Over the past two weeks, reports in the news have revealed that many countries around the world are addressing issues of curriculum, and teacher and student protests.
Upon surveying primary teachers, the Scottish government has discovered deep concerns over the level of resources the government will provide to support the new Curriculum of Excellence. In Denmark and France, academics are concerned about plans to teach in English, yet Malaysia is introducing new English tests for young teens. The French government plans to give children lessons on “dignity, freedom and equality,” while in Japan and Russia, debate rages over the content of history textbooks.
On April 2, Danish teachers were “locked-out” of school by the Social Democratic Party government because they rejected demands that they work extra teaching hours. With nearly 69,000 teachers barred from classrooms, 900,000 students could not go to school for almost one month. As a result, Denmark saw teacher protests and a recent survey revealed that Danish teachers have lost faith in their government.
In Chile, students have been protesting private universities, fighting for an improved and free education, which has led them to be called a “generation without fear.” Meanwhile, teachers in Mexico showed their anger with recent state education reforms by storming the offices of four different political parties.

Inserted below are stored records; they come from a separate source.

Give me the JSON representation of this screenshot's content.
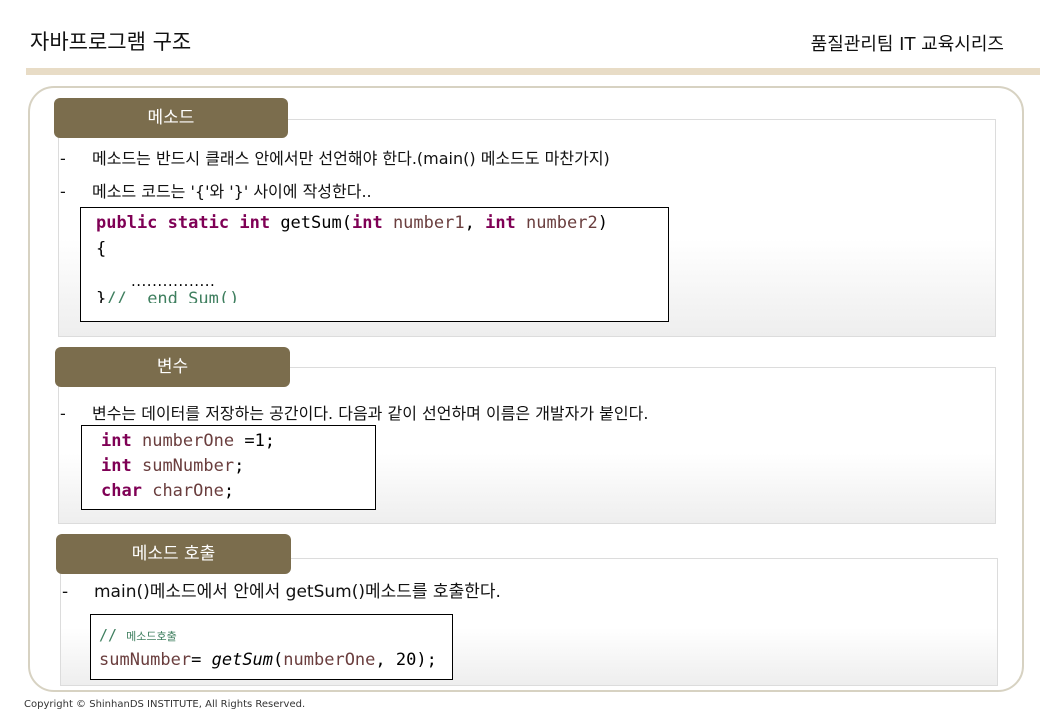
{
  "header": {
    "title": "자바프로그램 구조",
    "series": "품질관리팀 IT 교육시리즈"
  },
  "sections": [
    {
      "tab": "메소드",
      "bullets": [
        "메소드는 반드시 클래스 안에서만 선언해야 한다.(main() 메소드도 마찬가지)",
        "메소드 코드는 '{'와 '}' 사이에 작성한다.."
      ],
      "code": {
        "kw_public": "public",
        "kw_static": "static",
        "kw_int": "int",
        "method": "getSum(",
        "param_type1": "int",
        "param1": "number1",
        "comma": ", ",
        "param_type2": "int",
        "param2": "number2",
        "close_paren": ")",
        "open_brace": "{",
        "dots": "................",
        "close_brace": "}",
        "trailing_comment": "//  end Sum()"
      }
    },
    {
      "tab": "변수",
      "bullets": [
        "변수는 데이터를 저장하는 공간이다. 다음과 같이 선언하며 이름은 개발자가 붙인다."
      ],
      "code": {
        "line1_type": "int",
        "line1_name": "numberOne",
        "line1_rest": " =1;",
        "line2_type": "int",
        "line2_name": "sumNumber",
        "line2_rest": ";",
        "line3_type": "char",
        "line3_name": "charOne",
        "line3_rest": ";"
      }
    },
    {
      "tab": "메소드 호출",
      "bullets": [
        "main()메소드에서 안에서 getSum()메소드를 호출한다."
      ],
      "code": {
        "comment_slashes": "// ",
        "comment_text": "메소드호출",
        "var": "sumNumber",
        "assign": "= ",
        "call": "getSum",
        "args_open": "(",
        "arg1": "numberOne",
        "args_rest": ", 20);"
      }
    }
  ],
  "footer": "Copyright © ShinhanDS INSTITUTE, All Rights Reserved.",
  "colors": {
    "tab": "#7b6d4d",
    "rule": "#e8dcc6",
    "keyword": "#7f0055",
    "identifier": "#6a3e3e",
    "comment": "#3f7f5f"
  }
}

Spain’s education community is planning a peaceful strike for May 9th in rejection of the Education Ministry’s reform plans.